3) Have you heard of CarbonRally.com? It’s a carbon calculator site that’s different from the hundreds of other calculators out there. Instead of focusing on environment harms, the site reinforces good behavior with instant feedback about the progress you’ve made. After all, even minimal impact can be discouraging to focus on.

4) Speaking of carbon – Al Gore and T Boone Pickens are both pushing aggressive energy plans. These gentlemen, who come from very opposite sides of the political spectrum, are stressing that carbon free electricity is more than an environmental issue. They opine that moving away from coal and oil will make a huge difference in the US trade deficit, bolster national security by increasing energy independence, and position American companies to prosper against global competition.

5) Did you know that the Prius fails Georgia’s Vehicle Emissions Test?

Eco News Roundup: 5 Quick Environmental News Stories


Photo courtesy of
wallyg at Flickr.com.

Here are a few quick stories that you might have missed last week:

First off, many different newspapers, tv shows, and blogs have discussed how high gas prices are discouraging people from driving their cars. Well, another factor is at work in many big cities – high parking fees are also encouraging people to conserve gasoline. For both of those reasons, we’re seeing record levels of use for public transport, carpool lanes, and bicycles.

Also, the weak economy is making it difficult for many families to afford organic food. If the high price of groceries is keeping you from enjoying organic produce, the article includes a guide to choosing which foods are most important to buy organic.

Across the nation, electric prices are on the rise. In Texas and Pennsylvania, deregulation of the electric markets may be partly to blame for high energy prices.

Speaking of Texas, the Lone Star State has taken a big step to develop more wind energy. This is a big development, because Texas is a huge electric market and the Texas Interconnection is one of only 3 electrical regions in the US.

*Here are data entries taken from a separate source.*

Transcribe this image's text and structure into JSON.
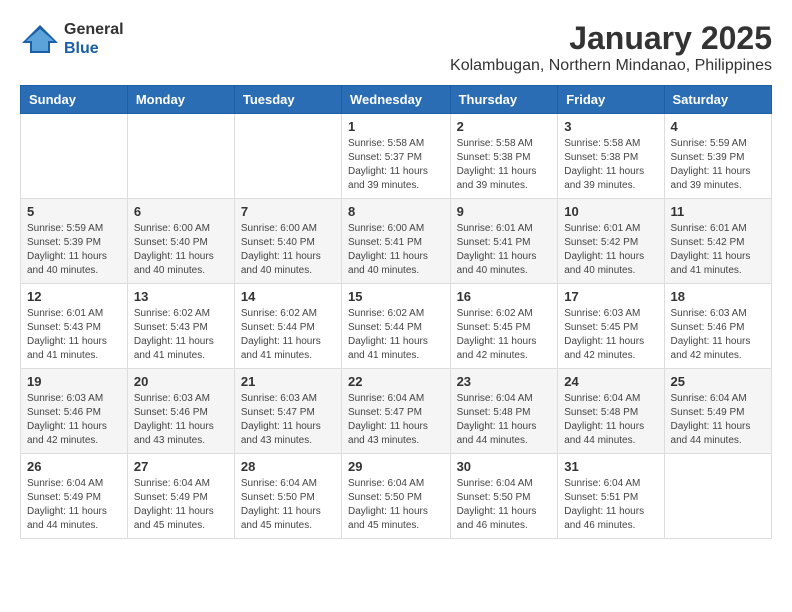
{
  "logo": {
    "general": "General",
    "blue": "Blue"
  },
  "title": "January 2025",
  "subtitle": "Kolambugan, Northern Mindanao, Philippines",
  "days_of_week": [
    "Sunday",
    "Monday",
    "Tuesday",
    "Wednesday",
    "Thursday",
    "Friday",
    "Saturday"
  ],
  "weeks": [
    [
      {
        "day": "",
        "sunrise": "",
        "sunset": "",
        "daylight": ""
      },
      {
        "day": "",
        "sunrise": "",
        "sunset": "",
        "daylight": ""
      },
      {
        "day": "",
        "sunrise": "",
        "sunset": "",
        "daylight": ""
      },
      {
        "day": "1",
        "sunrise": "Sunrise: 5:58 AM",
        "sunset": "Sunset: 5:37 PM",
        "daylight": "Daylight: 11 hours and 39 minutes."
      },
      {
        "day": "2",
        "sunrise": "Sunrise: 5:58 AM",
        "sunset": "Sunset: 5:38 PM",
        "daylight": "Daylight: 11 hours and 39 minutes."
      },
      {
        "day": "3",
        "sunrise": "Sunrise: 5:58 AM",
        "sunset": "Sunset: 5:38 PM",
        "daylight": "Daylight: 11 hours and 39 minutes."
      },
      {
        "day": "4",
        "sunrise": "Sunrise: 5:59 AM",
        "sunset": "Sunset: 5:39 PM",
        "daylight": "Daylight: 11 hours and 39 minutes."
      }
    ],
    [
      {
        "day": "5",
        "sunrise": "Sunrise: 5:59 AM",
        "sunset": "Sunset: 5:39 PM",
        "daylight": "Daylight: 11 hours and 40 minutes."
      },
      {
        "day": "6",
        "sunrise": "Sunrise: 6:00 AM",
        "sunset": "Sunset: 5:40 PM",
        "daylight": "Daylight: 11 hours and 40 minutes."
      },
      {
        "day": "7",
        "sunrise": "Sunrise: 6:00 AM",
        "sunset": "Sunset: 5:40 PM",
        "daylight": "Daylight: 11 hours and 40 minutes."
      },
      {
        "day": "8",
        "sunrise": "Sunrise: 6:00 AM",
        "sunset": "Sunset: 5:41 PM",
        "daylight": "Daylight: 11 hours and 40 minutes."
      },
      {
        "day": "9",
        "sunrise": "Sunrise: 6:01 AM",
        "sunset": "Sunset: 5:41 PM",
        "daylight": "Daylight: 11 hours and 40 minutes."
      },
      {
        "day": "10",
        "sunrise": "Sunrise: 6:01 AM",
        "sunset": "Sunset: 5:42 PM",
        "daylight": "Daylight: 11 hours and 40 minutes."
      },
      {
        "day": "11",
        "sunrise": "Sunrise: 6:01 AM",
        "sunset": "Sunset: 5:42 PM",
        "daylight": "Daylight: 11 hours and 41 minutes."
      }
    ],
    [
      {
        "day": "12",
        "sunrise": "Sunrise: 6:01 AM",
        "sunset": "Sunset: 5:43 PM",
        "daylight": "Daylight: 11 hours and 41 minutes."
      },
      {
        "day": "13",
        "sunrise": "Sunrise: 6:02 AM",
        "sunset": "Sunset: 5:43 PM",
        "daylight": "Daylight: 11 hours and 41 minutes."
      },
      {
        "day": "14",
        "sunrise": "Sunrise: 6:02 AM",
        "sunset": "Sunset: 5:44 PM",
        "daylight": "Daylight: 11 hours and 41 minutes."
      },
      {
        "day": "15",
        "sunrise": "Sunrise: 6:02 AM",
        "sunset": "Sunset: 5:44 PM",
        "daylight": "Daylight: 11 hours and 41 minutes."
      },
      {
        "day": "16",
        "sunrise": "Sunrise: 6:02 AM",
        "sunset": "Sunset: 5:45 PM",
        "daylight": "Daylight: 11 hours and 42 minutes."
      },
      {
        "day": "17",
        "sunrise": "Sunrise: 6:03 AM",
        "sunset": "Sunset: 5:45 PM",
        "daylight": "Daylight: 11 hours and 42 minutes."
      },
      {
        "day": "18",
        "sunrise": "Sunrise: 6:03 AM",
        "sunset": "Sunset: 5:46 PM",
        "daylight": "Daylight: 11 hours and 42 minutes."
      }
    ],
    [
      {
        "day": "19",
        "sunrise": "Sunrise: 6:03 AM",
        "sunset": "Sunset: 5:46 PM",
        "daylight": "Daylight: 11 hours and 42 minutes."
      },
      {
        "day": "20",
        "sunrise": "Sunrise: 6:03 AM",
        "sunset": "Sunset: 5:46 PM",
        "daylight": "Daylight: 11 hours and 43 minutes."
      },
      {
        "day": "21",
        "sunrise": "Sunrise: 6:03 AM",
        "sunset": "Sunset: 5:47 PM",
        "daylight": "Daylight: 11 hours and 43 minutes."
      },
      {
        "day": "22",
        "sunrise": "Sunrise: 6:04 AM",
        "sunset": "Sunset: 5:47 PM",
        "daylight": "Daylight: 11 hours and 43 minutes."
      },
      {
        "day": "23",
        "sunrise": "Sunrise: 6:04 AM",
        "sunset": "Sunset: 5:48 PM",
        "daylight": "Daylight: 11 hours and 44 minutes."
      },
      {
        "day": "24",
        "sunrise": "Sunrise: 6:04 AM",
        "sunset": "Sunset: 5:48 PM",
        "daylight": "Daylight: 11 hours and 44 minutes."
      },
      {
        "day": "25",
        "sunrise": "Sunrise: 6:04 AM",
        "sunset": "Sunset: 5:49 PM",
        "daylight": "Daylight: 11 hours and 44 minutes."
      }
    ],
    [
      {
        "day": "26",
        "sunrise": "Sunrise: 6:04 AM",
        "sunset": "Sunset: 5:49 PM",
        "daylight": "Daylight: 11 hours and 44 minutes."
      },
      {
        "day": "27",
        "sunrise": "Sunrise: 6:04 AM",
        "sunset": "Sunset: 5:49 PM",
        "daylight": "Daylight: 11 hours and 45 minutes."
      },
      {
        "day": "28",
        "sunrise": "Sunrise: 6:04 AM",
        "sunset": "Sunset: 5:50 PM",
        "daylight": "Daylight: 11 hours and 45 minutes."
      },
      {
        "day": "29",
        "sunrise": "Sunrise: 6:04 AM",
        "sunset": "Sunset: 5:50 PM",
        "daylight": "Daylight: 11 hours and 45 minutes."
      },
      {
        "day": "30",
        "sunrise": "Sunrise: 6:04 AM",
        "sunset": "Sunset: 5:50 PM",
        "daylight": "Daylight: 11 hours and 46 minutes."
      },
      {
        "day": "31",
        "sunrise": "Sunrise: 6:04 AM",
        "sunset": "Sunset: 5:51 PM",
        "daylight": "Daylight: 11 hours and 46 minutes."
      },
      {
        "day": "",
        "sunrise": "",
        "sunset": "",
        "daylight": ""
      }
    ]
  ]
}
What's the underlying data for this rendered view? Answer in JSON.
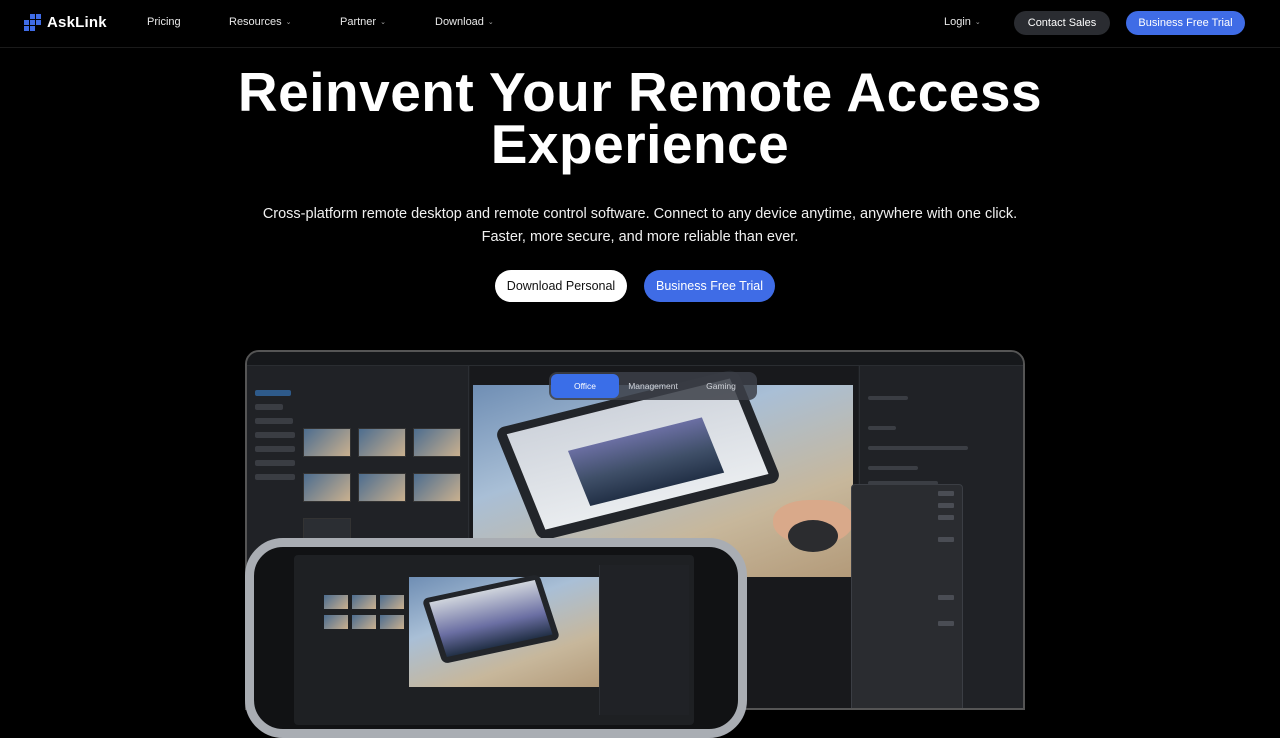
{
  "brand": {
    "name": "AskLink",
    "accent": "#3f6ce6"
  },
  "nav": {
    "items": [
      {
        "label": "Pricing",
        "dropdown": false
      },
      {
        "label": "Resources",
        "dropdown": true
      },
      {
        "label": "Partner",
        "dropdown": true
      },
      {
        "label": "Download",
        "dropdown": true
      }
    ],
    "login": "Login",
    "contact_sales": "Contact Sales",
    "trial": "Business Free Trial"
  },
  "hero": {
    "title_line1": "Reinvent Your Remote Access",
    "title_line2": "Experience",
    "subtitle_line1": "Cross-platform remote desktop and remote control software. Connect to any device anytime, anywhere with one click.",
    "subtitle_line2": "Faster, more secure, and more reliable than ever.",
    "download_personal": "Download Personal",
    "business_trial": "Business Free Trial"
  },
  "showcase": {
    "tabs": [
      "Office",
      "Management",
      "Gaming"
    ],
    "active_tab": "Office"
  },
  "icons": {
    "chevron": "chevron-down-icon",
    "logo": "asklink-logo-icon"
  }
}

Ford, GM, and Chrysler are all seriously re-thinking their offerings for next year. For car designers, low-Carbon is “in”.